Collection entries
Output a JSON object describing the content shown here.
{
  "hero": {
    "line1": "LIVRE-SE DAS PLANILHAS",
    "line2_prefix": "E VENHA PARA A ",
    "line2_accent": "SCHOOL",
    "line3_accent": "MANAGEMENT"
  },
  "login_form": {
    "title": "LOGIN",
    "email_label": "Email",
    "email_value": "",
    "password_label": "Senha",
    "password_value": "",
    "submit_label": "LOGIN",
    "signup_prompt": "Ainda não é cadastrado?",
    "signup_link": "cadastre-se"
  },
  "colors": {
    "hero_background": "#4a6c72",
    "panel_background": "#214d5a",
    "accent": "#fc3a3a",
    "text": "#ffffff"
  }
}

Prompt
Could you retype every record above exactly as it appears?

Response to the task
Output a JSON object describing the content shown here.
{
  "hero": {
    "line1": "LIVRE-SE DAS PLANILHAS",
    "line2_prefix": "E VENHA PARA A ",
    "line2_accent": "SCHOOL",
    "line3_accent": "MANAGEMENT"
  },
  "login_form": {
    "title": "LOGIN",
    "email_label": "Email",
    "email_value": "",
    "password_label": "Senha",
    "password_value": "",
    "submit_label": "LOGIN",
    "signup_prompt": "Ainda não é cadastrado?",
    "signup_link": "cadastre-se"
  },
  "colors": {
    "hero_background": "#4a6c72",
    "panel_background": "#214d5a",
    "accent": "#fc3a3a",
    "text": "#ffffff"
  }
}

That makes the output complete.